In the final analysis, it was to this that the Pythagoreans’ harmonic analysis of the universe led: the discovery of incommensurables. And no matter how they might juxtapose the numbers, no matter to what lengths they might extend their mathematical circumlocutions, one fact remained, a fact that has ever since proved resistant to mathematical rationalization: there is no fraction m/n that will divide the whole-tone into two equal parts.
The Pythagorean construction of music was an attempt at reconciling the rational and the beautiful — at showing that they are, indeed, one and the same. In this sense it was a corollary to the impulse behind the Parthenon: the Athenians believed that the golden ratio, applied to every dimension of a structure, would create something that was beautiful precisely because of its mathematical perfection.
In music, as mentioned in the previous quote, this dream was quickly shown to be illusory. While the Parthenon was constructed ex nihilo, and could perfectly mirror the rational dreams of its designers, the Pythagorean theorists of music were confronted from the beginning with a stubborn fact: there were pre-existing and deeply engrained notions of what constituted the proper and beautiful in music — the whole tone, the semi-tone, the modes, the tuning of the lyre — and, although they hovered tantalizingly close to the realm of reason, they ultimately eluded its grasp.

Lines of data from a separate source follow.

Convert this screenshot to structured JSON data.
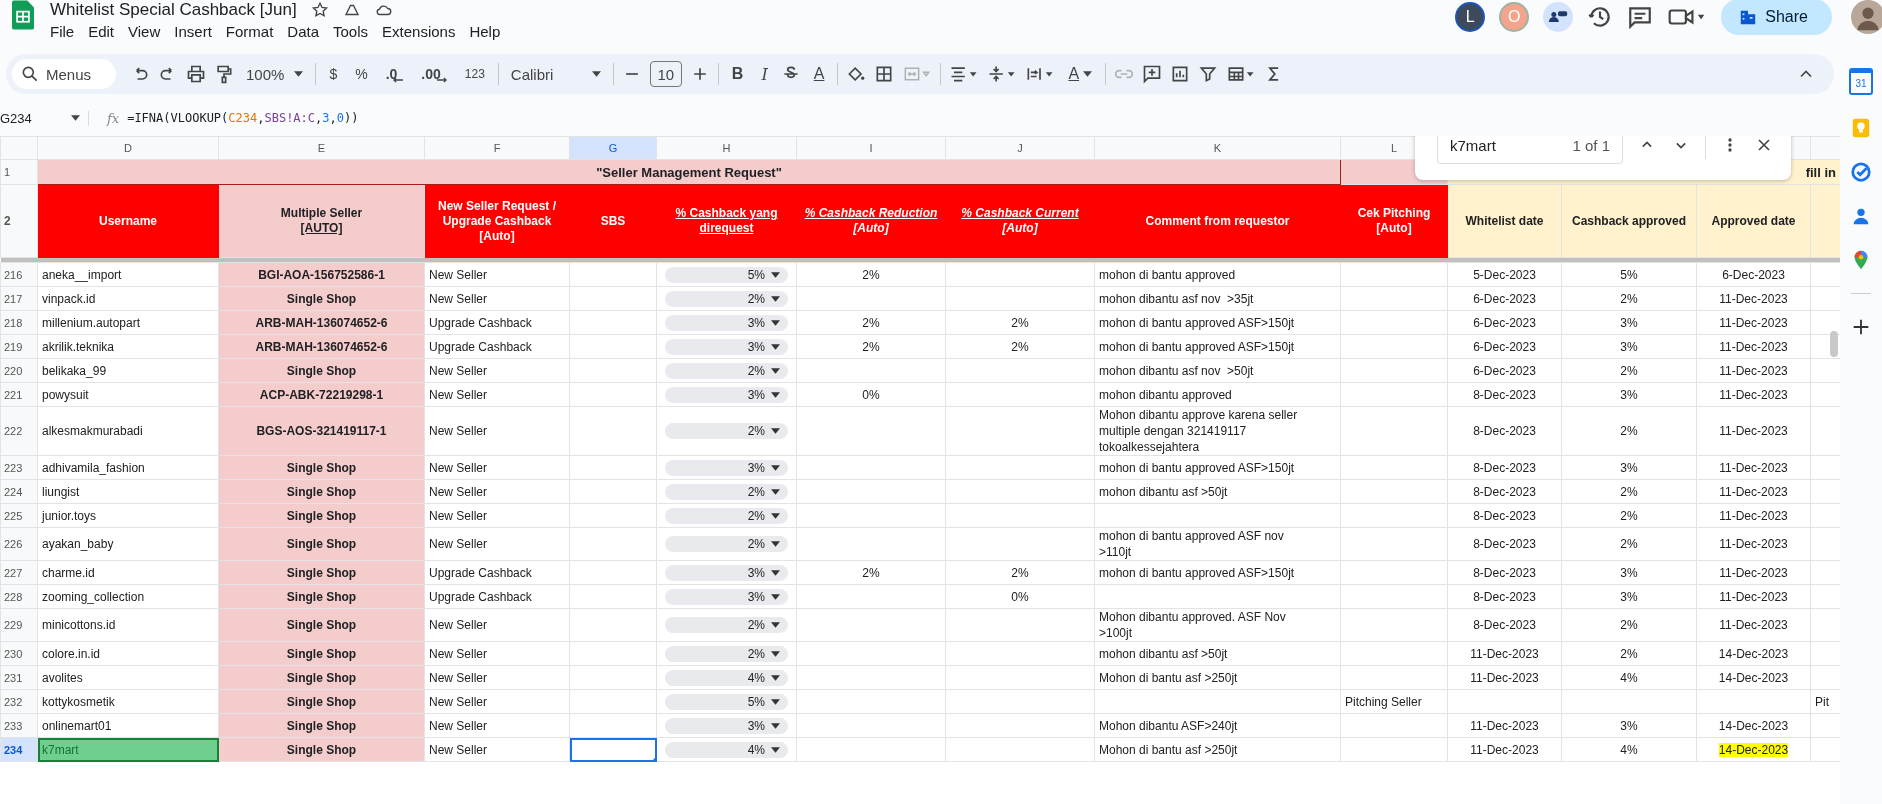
{
  "title": "Whitelist Special Cashback [Jun]",
  "menu": [
    "File",
    "Edit",
    "View",
    "Insert",
    "Format",
    "Data",
    "Tools",
    "Extensions",
    "Help"
  ],
  "collaborators": [
    {
      "initial": "L",
      "color": "#3c4a5c"
    },
    {
      "initial": "O",
      "color": "#f4a48c"
    }
  ],
  "share_label": "Share",
  "toolbar": {
    "search": "Menus",
    "zoom": "100%",
    "currency": "$",
    "percent": "%",
    "decrease_decimals": ".0",
    "increase_decimals": ".00",
    "number_format": "123",
    "font": "Calibri",
    "font_size": "10",
    "bold": "B",
    "italic": "I",
    "text_color": "A",
    "rotate": "A"
  },
  "formula_bar": {
    "cell": "G234",
    "fx": "fx",
    "tokens": [
      {
        "text": "=IFNA(VLOOKUP("
      },
      {
        "text": "C234",
        "color": "#e37400"
      },
      {
        "text": ","
      },
      {
        "text": "SBS!A:C",
        "color": "#7b3f98"
      },
      {
        "text": ","
      },
      {
        "text": "3",
        "color": "#1a73e8"
      },
      {
        "text": ","
      },
      {
        "text": "0",
        "color": "#1a73e8"
      },
      {
        "text": "))"
      }
    ]
  },
  "find": {
    "query": "k7mart",
    "count": "1 of 1"
  },
  "columns": [
    {
      "letter": "D",
      "selected": false
    },
    {
      "letter": "E",
      "selected": false
    },
    {
      "letter": "F",
      "selected": false
    },
    {
      "letter": "G",
      "selected": true
    },
    {
      "letter": "H",
      "selected": false
    },
    {
      "letter": "I",
      "selected": false
    },
    {
      "letter": "J",
      "selected": false
    },
    {
      "letter": "K",
      "selected": false
    },
    {
      "letter": "L",
      "selected": false
    }
  ],
  "row1": {
    "number": "1",
    "title": "\"Seller Management Request\"",
    "project_note": "fill in"
  },
  "row2": {
    "number": "2",
    "headers": [
      {
        "text": "Username",
        "kind": "red",
        "underlined": false,
        "italic": false
      },
      {
        "text": "Multiple Seller",
        "sub": "[AUTO]",
        "kind": "pink",
        "underlined": false,
        "italic": false
      },
      {
        "text": "New Seller Request / Upgrade Cashback [Auto]",
        "kind": "red",
        "underlined": false,
        "italic": false
      },
      {
        "text": "SBS",
        "kind": "red",
        "underlined": false,
        "italic": false
      },
      {
        "text": "% Cashback yang direquest",
        "kind": "red",
        "underlined": true,
        "italic": false
      },
      {
        "text": "% Cashback Reduction",
        "sub": "[Auto]",
        "kind": "red",
        "underlined": true,
        "italic": true
      },
      {
        "text": "% Cashback Current",
        "sub": "[Auto]",
        "kind": "red",
        "underlined": true,
        "italic": true
      },
      {
        "text": "Comment from requestor",
        "kind": "red",
        "underlined": false,
        "italic": false
      },
      {
        "text": "Cek Pitching [Auto]",
        "kind": "red",
        "underlined": false,
        "italic": false
      },
      {
        "text": "Whitelist date",
        "kind": "yellow",
        "underlined": false,
        "italic": false
      },
      {
        "text": "Cashback approved",
        "kind": "yellow",
        "underlined": false,
        "italic": false
      },
      {
        "text": "Approved date",
        "kind": "yellow",
        "underlined": false,
        "italic": false
      }
    ]
  },
  "rows": [
    {
      "number": "216",
      "username": "aneka__import",
      "seller": "BGI-AOA-156752586-1",
      "request": "New Seller",
      "cashback": "5%",
      "reduction": "2%",
      "comment": "mohon di bantu approved",
      "whitelist_date": "5-Dec-2023",
      "approved": "5%",
      "approved_date": "6-Dec-2023",
      "selected": false
    },
    {
      "number": "217",
      "username": "vinpack.id",
      "seller": "Single Shop",
      "request": "New Seller",
      "cashback": "2%",
      "comment": "mohon dibantu asf nov  >35jt",
      "whitelist_date": "6-Dec-2023",
      "approved": "2%",
      "approved_date": "11-Dec-2023",
      "selected": false
    },
    {
      "number": "218",
      "username": "millenium.autopart",
      "seller": "ARB-MAH-136074652-6",
      "request": "Upgrade Cashback",
      "cashback": "3%",
      "reduction": "2%",
      "current": "2%",
      "comment": "mohon di bantu approved ASF>150jt",
      "whitelist_date": "6-Dec-2023",
      "approved": "3%",
      "approved_date": "11-Dec-2023",
      "selected": false
    },
    {
      "number": "219",
      "username": "akrilik.teknika",
      "seller": "ARB-MAH-136074652-6",
      "request": "Upgrade Cashback",
      "cashback": "3%",
      "reduction": "2%",
      "current": "2%",
      "comment": "mohon di bantu approved ASF>150jt",
      "whitelist_date": "6-Dec-2023",
      "approved": "3%",
      "approved_date": "11-Dec-2023",
      "selected": false
    },
    {
      "number": "220",
      "username": "belikaka_99",
      "seller": "Single Shop",
      "request": "New Seller",
      "cashback": "2%",
      "comment": "mohon dibantu asf nov  >50jt",
      "whitelist_date": "6-Dec-2023",
      "approved": "2%",
      "approved_date": "11-Dec-2023",
      "selected": false
    },
    {
      "number": "221",
      "username": "powysuit",
      "seller": "ACP-ABK-72219298-1",
      "request": "New Seller",
      "cashback": "3%",
      "reduction": "0%",
      "comment": "mohon dibantu approved",
      "whitelist_date": "8-Dec-2023",
      "approved": "3%",
      "approved_date": "11-Dec-2023",
      "selected": false
    },
    {
      "number": "222",
      "username": "alkesmakmurabadi",
      "seller": "BGS-AOS-321419117-1",
      "request": "New Seller",
      "cashback": "2%",
      "comment": "Mohon dibantu approve karena seller\nmultiple dengan 321419117\ntokoalkessejahtera",
      "whitelist_date": "8-Dec-2023",
      "approved": "2%",
      "approved_date": "11-Dec-2023",
      "selected": false
    },
    {
      "number": "223",
      "username": "adhivamila_fashion",
      "seller": "Single Shop",
      "request": "New Seller",
      "cashback": "3%",
      "comment": "mohon di bantu approved ASF>150jt",
      "whitelist_date": "8-Dec-2023",
      "approved": "3%",
      "approved_date": "11-Dec-2023",
      "selected": false
    },
    {
      "number": "224",
      "username": "liungist",
      "seller": "Single Shop",
      "request": "New Seller",
      "cashback": "2%",
      "comment": "mohon dibantu asf >50jt",
      "whitelist_date": "8-Dec-2023",
      "approved": "2%",
      "approved_date": "11-Dec-2023",
      "selected": false
    },
    {
      "number": "225",
      "username": "junior.toys",
      "seller": "Single Shop",
      "request": "New Seller",
      "cashback": "2%",
      "whitelist_date": "8-Dec-2023",
      "approved": "2%",
      "approved_date": "11-Dec-2023",
      "selected": false
    },
    {
      "number": "226",
      "username": "ayakan_baby",
      "seller": "Single Shop",
      "request": "New Seller",
      "cashback": "2%",
      "comment": "mohon di bantu approved ASF nov\n>110jt",
      "whitelist_date": "8-Dec-2023",
      "approved": "2%",
      "approved_date": "11-Dec-2023",
      "selected": false
    },
    {
      "number": "227",
      "username": "charme.id",
      "seller": "Single Shop",
      "request": "Upgrade Cashback",
      "cashback": "3%",
      "reduction": "2%",
      "current": "2%",
      "comment": "mohon di bantu approved ASF>150jt",
      "whitelist_date": "8-Dec-2023",
      "approved": "3%",
      "approved_date": "11-Dec-2023",
      "selected": false
    },
    {
      "number": "228",
      "username": "zooming_collection",
      "seller": "Single Shop",
      "request": "Upgrade Cashback",
      "cashback": "3%",
      "current": "0%",
      "whitelist_date": "8-Dec-2023",
      "approved": "3%",
      "approved_date": "11-Dec-2023",
      "selected": false
    },
    {
      "number": "229",
      "username": "minicottons.id",
      "seller": "Single Shop",
      "request": "New Seller",
      "cashback": "2%",
      "comment": "Mohon dibantu approved. ASF Nov\n>100jt",
      "whitelist_date": "8-Dec-2023",
      "approved": "2%",
      "approved_date": "11-Dec-2023",
      "selected": false
    },
    {
      "number": "230",
      "username": "colore.in.id",
      "seller": "Single Shop",
      "request": "New Seller",
      "cashback": "2%",
      "comment": "mohon dibantu asf >50jt",
      "whitelist_date": "11-Dec-2023",
      "approved": "2%",
      "approved_date": "14-Dec-2023",
      "selected": false
    },
    {
      "number": "231",
      "username": "avolites",
      "seller": "Single Shop",
      "request": "New Seller",
      "cashback": "4%",
      "comment": "Mohon di bantu asf >250jt",
      "whitelist_date": "11-Dec-2023",
      "approved": "4%",
      "approved_date": "14-Dec-2023",
      "selected": false
    },
    {
      "number": "232",
      "username": "kottykosmetik",
      "seller": "Single Shop",
      "request": "New Seller",
      "cashback": "5%",
      "pitching": "Pitching Seller",
      "extra": "Pit",
      "selected": false
    },
    {
      "number": "233",
      "username": "onlinemart01",
      "seller": "Single Shop",
      "request": "New Seller",
      "cashback": "3%",
      "comment": "Mohon dibantu ASF>240jt",
      "whitelist_date": "11-Dec-2023",
      "approved": "3%",
      "approved_date": "14-Dec-2023",
      "selected": false
    },
    {
      "number": "234",
      "username": "k7mart",
      "seller": "Single Shop",
      "request": "New Seller",
      "cashback": "4%",
      "comment": "Mohon di bantu asf >250jt",
      "whitelist_date": "11-Dec-2023",
      "approved": "4%",
      "approved_date": "14-Dec-2023",
      "selected": true,
      "find_match": true,
      "date_highlighted": true
    }
  ],
  "sidebar": {
    "calendar_day": "31"
  }
}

It is important to have heroes. When I was young Van Cliburn was one of my heroes. This performance, with Kirill Kondrashin in Moscow in 1962, came four years after his victory in the Tchaikovsky Competition — an event that precipitated a cultural thaw in the cold war. Notice Nikita Khrushchev applauding at the end.
Artur Bieleki characterizes the Fantasie, Op. 49, as “one of the pinnacles of Chopin’s creative art” and according to Niecks “Chopin’s genius had now reached the most perfect stage of its development, radiating with all the intensity of which its nature was capable.” The Fantasie begins with a mysterious march-like preamble, followed by an astonishing free-form exposition. The middle section consists of a beautiful chorale, which abruptly gives way to a recapitulation and a slight wisp of a coda. The music is wayward and powerful. The performance is by Hannah:
From Ponchielli’s La Gioconda (Liceu de Barcelona).